THE ENVIRONMENTAL PROTECTION ACT (EPA) OF 1986
 

 THE ENVIRONMENTAL PROTECTION ACT (EPA) OF 1986
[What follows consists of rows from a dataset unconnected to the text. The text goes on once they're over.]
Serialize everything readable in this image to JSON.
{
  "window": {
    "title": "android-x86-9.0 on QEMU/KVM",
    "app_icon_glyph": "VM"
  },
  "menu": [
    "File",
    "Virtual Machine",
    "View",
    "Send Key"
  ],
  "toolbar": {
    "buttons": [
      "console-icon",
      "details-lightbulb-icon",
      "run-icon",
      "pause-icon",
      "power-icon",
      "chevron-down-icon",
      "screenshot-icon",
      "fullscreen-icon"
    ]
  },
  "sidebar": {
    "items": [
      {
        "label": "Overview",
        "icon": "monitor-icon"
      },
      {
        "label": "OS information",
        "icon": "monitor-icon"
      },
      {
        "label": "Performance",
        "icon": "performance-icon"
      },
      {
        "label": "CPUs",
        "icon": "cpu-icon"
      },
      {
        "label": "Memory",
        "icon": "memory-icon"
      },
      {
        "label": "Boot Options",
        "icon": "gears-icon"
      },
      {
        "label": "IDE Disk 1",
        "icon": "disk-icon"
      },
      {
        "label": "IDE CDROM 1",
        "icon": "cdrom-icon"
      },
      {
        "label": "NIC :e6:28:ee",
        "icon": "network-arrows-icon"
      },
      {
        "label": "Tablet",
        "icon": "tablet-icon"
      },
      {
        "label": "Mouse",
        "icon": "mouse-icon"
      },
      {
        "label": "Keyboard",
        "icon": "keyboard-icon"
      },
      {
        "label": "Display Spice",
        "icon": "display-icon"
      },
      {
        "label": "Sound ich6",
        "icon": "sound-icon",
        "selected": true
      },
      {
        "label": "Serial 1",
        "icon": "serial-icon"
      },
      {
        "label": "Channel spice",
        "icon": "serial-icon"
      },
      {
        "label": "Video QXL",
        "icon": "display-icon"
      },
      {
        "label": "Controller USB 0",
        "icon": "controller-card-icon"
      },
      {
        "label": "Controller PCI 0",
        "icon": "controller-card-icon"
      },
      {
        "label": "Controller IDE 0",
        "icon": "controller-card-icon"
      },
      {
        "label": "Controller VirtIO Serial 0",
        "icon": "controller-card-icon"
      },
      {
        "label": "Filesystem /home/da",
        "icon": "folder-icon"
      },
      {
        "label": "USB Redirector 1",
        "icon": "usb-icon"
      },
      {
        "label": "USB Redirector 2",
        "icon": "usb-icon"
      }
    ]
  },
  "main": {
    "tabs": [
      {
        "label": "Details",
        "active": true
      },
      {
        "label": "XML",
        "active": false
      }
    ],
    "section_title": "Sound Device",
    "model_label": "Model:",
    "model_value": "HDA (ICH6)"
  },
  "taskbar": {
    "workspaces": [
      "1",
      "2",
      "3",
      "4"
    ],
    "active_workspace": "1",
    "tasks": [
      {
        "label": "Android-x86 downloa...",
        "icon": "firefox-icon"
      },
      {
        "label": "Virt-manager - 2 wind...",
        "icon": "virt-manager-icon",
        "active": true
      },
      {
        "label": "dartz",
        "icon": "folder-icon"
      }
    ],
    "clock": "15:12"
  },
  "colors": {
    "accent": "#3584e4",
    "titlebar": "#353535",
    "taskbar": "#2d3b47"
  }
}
The EPA was passed to protect and improve human environment and to prevent hazards to human beings, other than plants and property. The EPA was passed to protect and improve human environment and to prevent hazards to human beings, other than plants and property. In the wake of Bhopal Gas tragedy, the government of India enacted the Environmental (Protection) Act of 1986 (EPA) under Article 253 of the constitution. The purpose of the Act is to implement the decisions of the United Nations Conference on Human environment of 1972. The EPA is an umbrella legislation designed to provide a framework for Central Government coordination of the activities of various Central and State authorities established under previous laws, such as Water Act and Air Act. Since the Act entered the statute book, the Act has served to back a vast body of subordinate environmental legislations in India. The scope of the EPA is broad, with "environment" defined to include water, air, land and the inter relationships which exists among water, air and land and human beings and other living creatures, plants, micro-organisms and property. The law also promulgates rules on hazardous waste management and handling.

 The Act also defines the responsibilities of handlers, circumstances for granting authorization, conditions of disposal sites, rules for importing hazardous wastes, reporting of accidents, packaging and labeling requirements and an appeal process for potential handlers who have been denied authorization. Rules were also promulgated on the manufacture, storage and import of hazardous or toxic chemicals, microorganisms, genetically engineered organisms, or cells. For issues regarding microorganisms and cells, biosafety and approval committees can be convened with experts in pertinent fields serving as chairmen, co-chairmen and members.